chart. However, they do contain a wealth of information for anyone who has the time
patience needed to go through them.
Recommended reading…
Please note; that of all of the literature that I have read on a related subject, I found
the book titled, “Thrust for Canada” Boston 1979 by Robert McConnell Hatch, a
retired Episcopalian Bishop of Western Massachusetts, to be the most interesting
and informative. He too wrote about history for the love of it, and his book illustrates
his deep and analytic understanding of the circumstances that faced Canada in
Archives nationales du Québec, Bank of Scotland, Edinburgh, Bibliothèque
nationale du Québec, British Library, Newspaper Library, London,
Mackintosh Library, Gibraltar, Central Library, Hampshire England, Christ Church
Cathedral Archives, Montreal Quebec, Curator, Johnson Hall, Johnstown New York,
Lloyd’s Register of Shipping, London, Lord Louis Library, Isle of Wight, National
Archives of Scotland, National Library of Ireland, National Library of Scotland,
National Maritime Museum, & Maritime Information Centre, London, National
Portrait Gallery, London, National Archives, Washington D.C., New York Historical
Society, New York City, Proni, Public Record Office of Northern Ireland, Public
Archives of Canada, Public Record Office, London, Royal Bank of Scotland,
Edinburgh, Royal Commission on Historical Manuscripts, London England, Scottish
Record Office, National Archives of Scotland, Edinburgh, St. Catharines Public
Library, Ontario Canada, The Convent, Gibraltar, Trinity College Library, Dublin
Please understand that because I have produced this manuscript merely as a
challenge to myself and for my own selfish pleasure, and not for profit, I skipped the
scholastic detailed reference bibliography.

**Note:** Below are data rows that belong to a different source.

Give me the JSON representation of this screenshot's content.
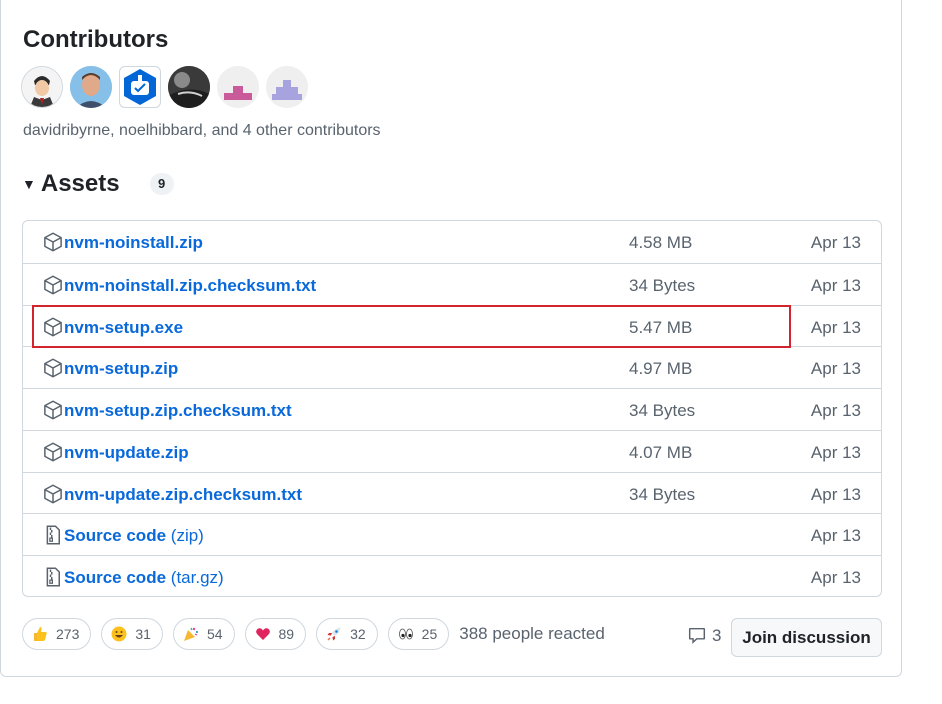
{
  "contributors": {
    "title": "Contributors",
    "summary": "davidribyrne, noelhibbard, and 4 other contributors",
    "avatars": [
      "davidribyrne",
      "noelhibbard",
      "dependabot",
      "contributor-4",
      "contributor-5",
      "contributor-6"
    ]
  },
  "assets": {
    "title": "Assets",
    "count": "9",
    "items": [
      {
        "name": "nvm-noinstall.zip",
        "size": "4.58 MB",
        "date": "Apr 13",
        "icon": "package-icon"
      },
      {
        "name": "nvm-noinstall.zip.checksum.txt",
        "size": "34 Bytes",
        "date": "Apr 13",
        "icon": "package-icon"
      },
      {
        "name": "nvm-setup.exe",
        "size": "5.47 MB",
        "date": "Apr 13",
        "icon": "package-icon"
      },
      {
        "name": "nvm-setup.zip",
        "size": "4.97 MB",
        "date": "Apr 13",
        "icon": "package-icon"
      },
      {
        "name": "nvm-setup.zip.checksum.txt",
        "size": "34 Bytes",
        "date": "Apr 13",
        "icon": "package-icon"
      },
      {
        "name": "nvm-update.zip",
        "size": "4.07 MB",
        "date": "Apr 13",
        "icon": "package-icon"
      },
      {
        "name": "nvm-update.zip.checksum.txt",
        "size": "34 Bytes",
        "date": "Apr 13",
        "icon": "package-icon"
      },
      {
        "name": "Source code",
        "sub": "(zip)",
        "size": "",
        "date": "Apr 13",
        "icon": "file-zip-icon"
      },
      {
        "name": "Source code",
        "sub": "(tar.gz)",
        "size": "",
        "date": "Apr 13",
        "icon": "file-zip-icon"
      }
    ]
  },
  "reactions": {
    "items": [
      {
        "emoji": "thumbs-up-icon",
        "count": "273"
      },
      {
        "emoji": "smile-icon",
        "count": "31"
      },
      {
        "emoji": "tada-icon",
        "count": "54"
      },
      {
        "emoji": "heart-icon",
        "count": "89"
      },
      {
        "emoji": "rocket-icon",
        "count": "32"
      },
      {
        "emoji": "eyes-icon",
        "count": "25"
      }
    ],
    "summary": "388 people reacted"
  },
  "discussion": {
    "comment_count": "3",
    "join_label": "Join discussion"
  },
  "colors": {
    "link": "#0969da",
    "muted": "#59636e",
    "highlight": "#d1242f",
    "border": "#d0d7de"
  }
}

This was a fun project and since I hated
to be distracted by detailed record keeping that would have been far too painful for
an artist.